I picked this book up at Sam’s Club during the holiday season. I read a couple of chapters and then placed in on my book case. It was the first book I reached for to kick off this season of reading. I love how the themes in this books I select mature and grow as I do. This one is a books about two friends navigating dating as they adjust to empty-nesting.
Jasmine Guillory has become a new favorite author of mine after my girlfriend suggested one of her books, The Wedding Date, to me back in the summer. This month I listened to the other two books in the series.
A few days ago, I ordered another book that arrived yesterday. This book is multi-purposed to give me a similarly aged black woman’s experience with learning to live again after the death of her spouse and a learning tool for writing a memoir (yes, I’ve got my own story to tell).
I’m really enjoying getting back to my old self. It’s so important to make time for what you like. Spending so much time engaging meaningless activities is just so…meaningless. I’m so done with that!
With a little over two weeks left in the month and March, there’s still time to get some reading in. With so much going on with this Coronavirus, a good book might be just the thing to take your mind off of it for a few hours out of the day.
As you read in my previous post (I hope you’re a subscriber!), part of the reason for my hiatus from blogging is that I started a graduate program in library science in the fall of last year. Since I published my first book in 2007, I have considered many career opportunities/fields. Accounting, education, communication, and librarianship. Over this time, I would get so frustrated with the internal debate of what course I should take. My biggest fear was that in considering these other career options that I was somehow doubting my ability to gain success with my writing.
The truth is that doubt is a creative persons silent partner.
However, the reality of being a writer, even an eventual successful one, is that the bills have to be paid in the meantime. And there’s life to live and enjoy until I write the book or meet the person who catapults me to the success I long for. Timing is everything.
I have no doubt that I will enjoy working in a library. I love libraries, specifically public libraries. I don’t frequent them nearly enough–well, I didn’t until I started school. But, for me, walking through the doors of my local library is like a kid walking into a candy store. Pure delightful.
I imagine drawing inspiration for my own writing being surrounded by the writing of our literary greats. I am anxiously anticipating planning readings and book signing events for local and national authors. I look forward to planning activities that the community will benefit from.

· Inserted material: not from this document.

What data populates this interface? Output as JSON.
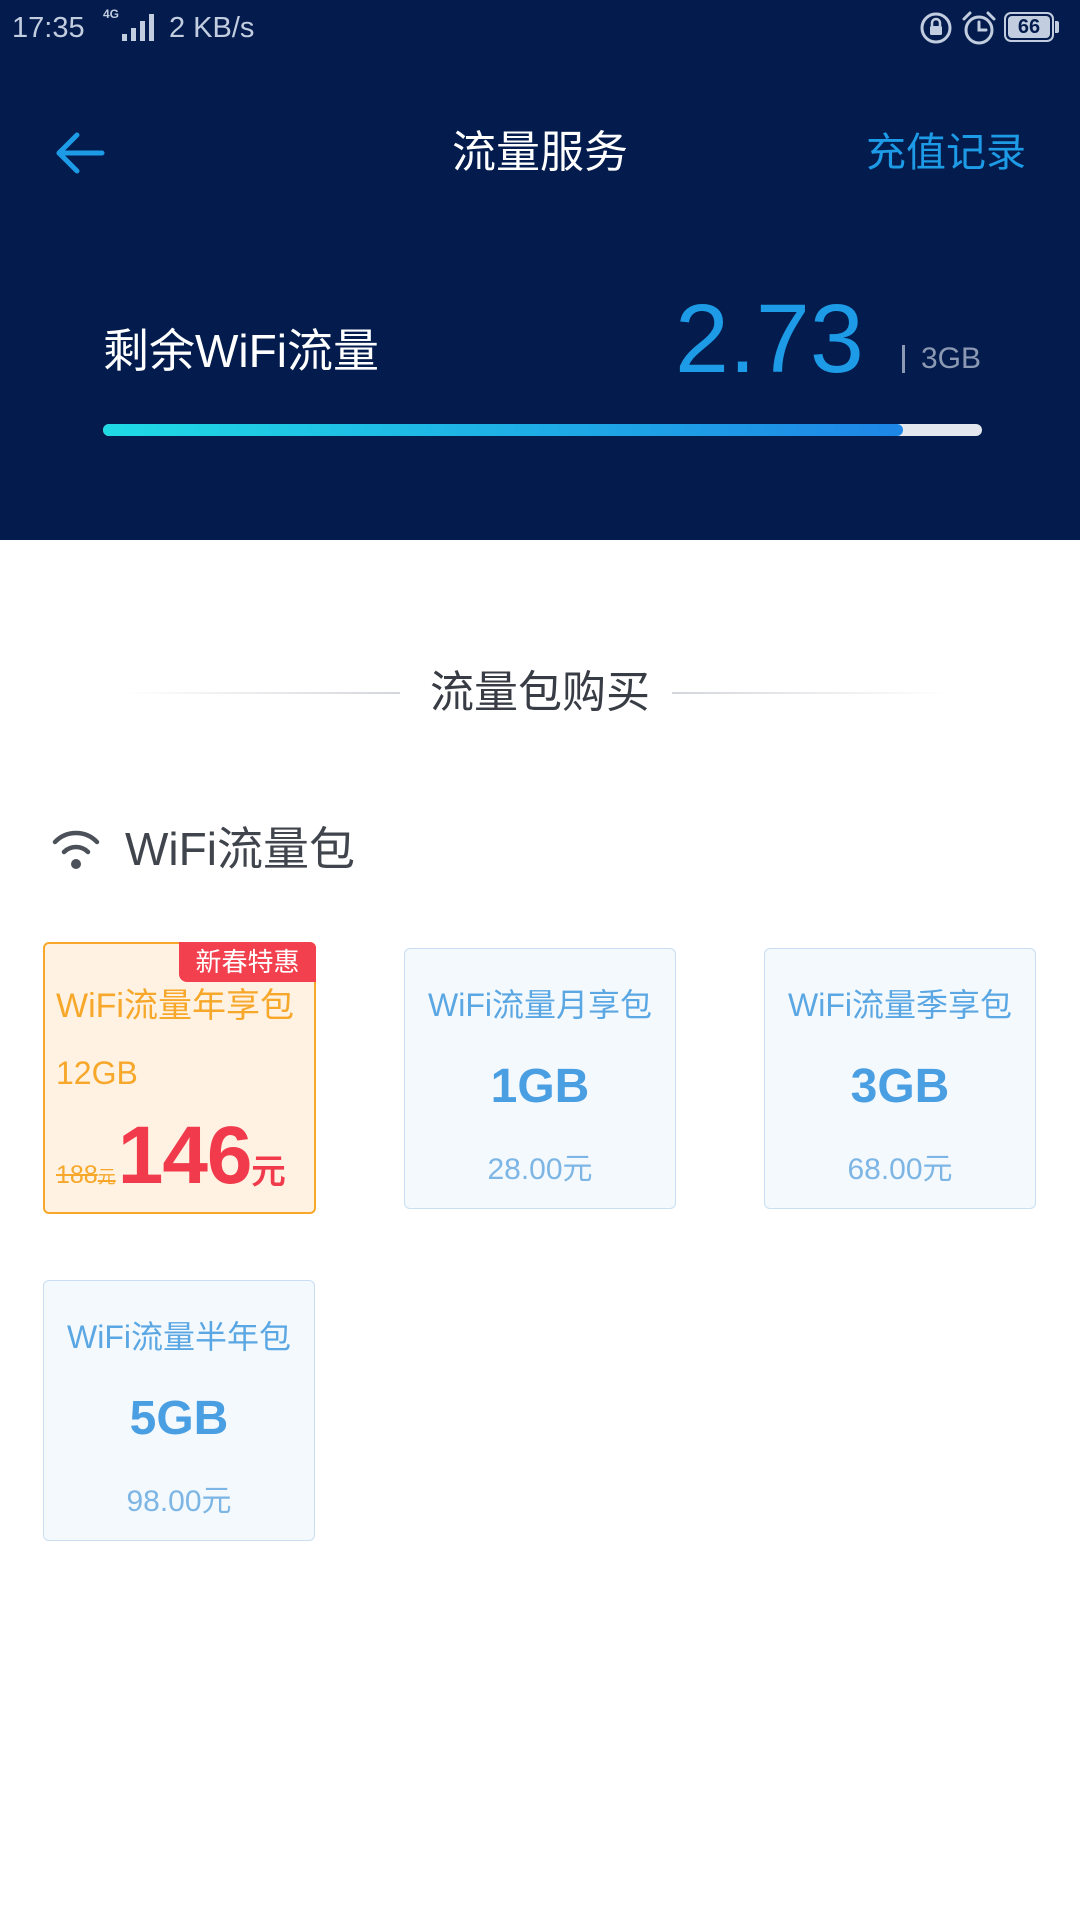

I look forward to servicing patrons who recognize the continued relevance of library services.
To date, I have completed one full semester of classes toward my degree with one or two more to go. I made the mistake of taking two classes the first two semesters, under estimating how demanding these courses were going to be. Like most people probably think, It’s library school. How hard can it be?
Let me tell you. It’s not so much hard but time consuming and demanding like any other graduate program. Also, although the program states that a prospective student does not have to prior library experience to enroll in the program, it’s kind of taught as though you do. Or you’re going to spend a considerable amount of time in one during the program.
After having to talk myself off the ledge of quitting a few times when things got tough, I finally got smart and told myself, “Uhh, who told you that you have to take two classes at a time? This program is not a race.” And I must say this spring/summer semester has been much more manageable with one class. It’s a keeper going forward. I actually have a little wiggle room to fit in some committed time to work on my current novel, which ranks above the. I still have my December 2019 goal to have that work completed.
Needless to say I’m excited about what the future holds. My future as a librarian and my life as a national bestselling author!
What are you excited about for your future? I’d love to hear.